What to do
Copy out every line of the data where the word "name" is found.

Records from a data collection
○ ○ ○ ○ ○

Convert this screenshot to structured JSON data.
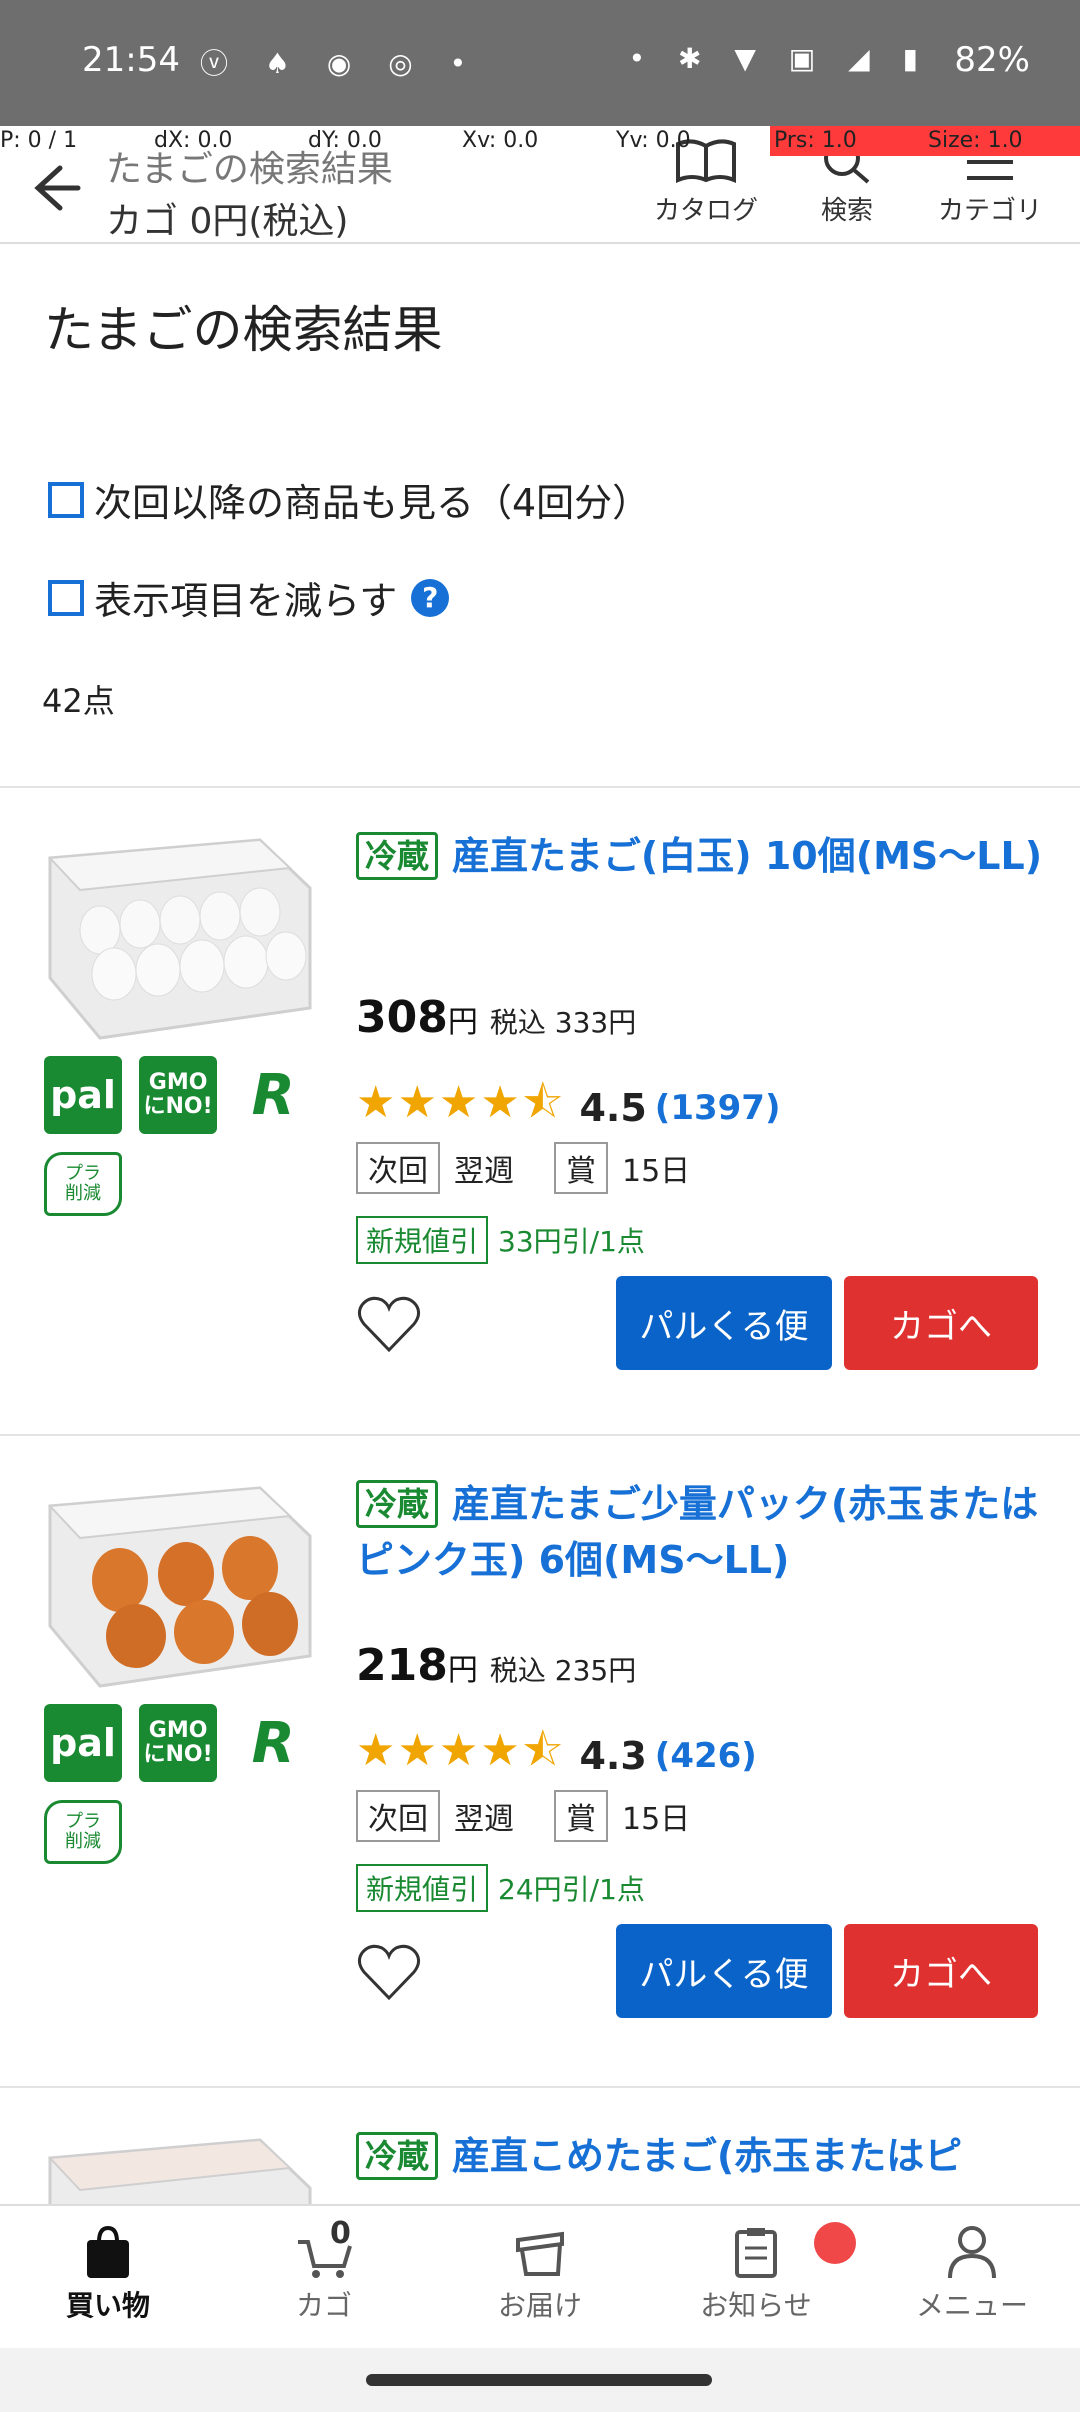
{
  "status_bar": {
    "time": "21:54",
    "battery": "82%",
    "left_icons": [
      "ⓥ",
      "♦",
      "LINE",
      "◎",
      "•"
    ],
    "right_icons": [
      "•",
      "✱",
      "▼",
      "VoLTE",
      "◢",
      "▮"
    ]
  },
  "debug_overlay": {
    "p": "P: 0 / 1",
    "dx": "dX: 0.0",
    "dy": "dY: 0.0",
    "xv": "Xv: 0.0",
    "yv": "Yv: 0.0",
    "prs": "Prs: 1.0",
    "size": "Size: 1.0"
  },
  "header": {
    "title": "たまごの検索結果",
    "cart": "カゴ 0円(税込)",
    "catalog": "カタログ",
    "search": "検索",
    "category": "カテゴリ"
  },
  "page": {
    "title": "たまごの検索結果",
    "option_next": "次回以降の商品も見る（4回分）",
    "option_reduce": "表示項目を減らす",
    "help": "?",
    "count": "42点"
  },
  "products": [
    {
      "tag": "冷蔵",
      "name": "産直たまご(白玉) 10個(MS～LL)",
      "price": "308",
      "yen": "円",
      "tax_price": "税込 333円",
      "stars": "★★★★⯪",
      "rating": "4.5",
      "reviews": "(1397)",
      "next_label": "次回",
      "next_value": "翌週",
      "award_label": "賞",
      "award_value": "15日",
      "discount_tag": "新規値引",
      "discount_text": "33円引/1点",
      "palkuru": "パルくる便",
      "add_cart": "カゴへ",
      "egg_color": "#f4f4f4",
      "badges": {
        "pal": "pal",
        "gmo1": "GMO",
        "gmo2": "にNO!",
        "r": "R",
        "pla1": "プラ",
        "pla2": "削減"
      }
    },
    {
      "tag": "冷蔵",
      "name": "産直たまご少量パック(赤玉またはピンク玉) 6個(MS～LL)",
      "price": "218",
      "yen": "円",
      "tax_price": "税込 235円",
      "stars": "★★★★⯪",
      "rating": "4.3",
      "reviews": "(426)",
      "next_label": "次回",
      "next_value": "翌週",
      "award_label": "賞",
      "award_value": "15日",
      "discount_tag": "新規値引",
      "discount_text": "24円引/1点",
      "palkuru": "パルくる便",
      "add_cart": "カゴへ",
      "egg_color": "#d9772c",
      "badges": {
        "pal": "pal",
        "gmo1": "GMO",
        "gmo2": "にNO!",
        "r": "R",
        "pla1": "プラ",
        "pla2": "削減"
      }
    },
    {
      "tag": "冷蔵",
      "name": "産直こめたまご(赤玉またはピ"
    }
  ],
  "bottom_nav": {
    "shopping": "買い物",
    "cart": "カゴ",
    "cart_count": "0",
    "delivery": "お届け",
    "notice": "お知らせ",
    "menu": "メニュー"
  },
  "colors": {
    "brand_blue": "#1670d6",
    "cart_red": "#e03131",
    "green": "#1a8a32",
    "star": "#f0a500"
  }
}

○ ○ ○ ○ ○

Response to the task
      "name": "産直たまご(白玉) 10個(MS～LL)",
      "name": "産直たまご少量パック(赤玉またはピンク玉) 6個(MS～LL)",
      "name": "産直こめたまご(赤玉またはピ"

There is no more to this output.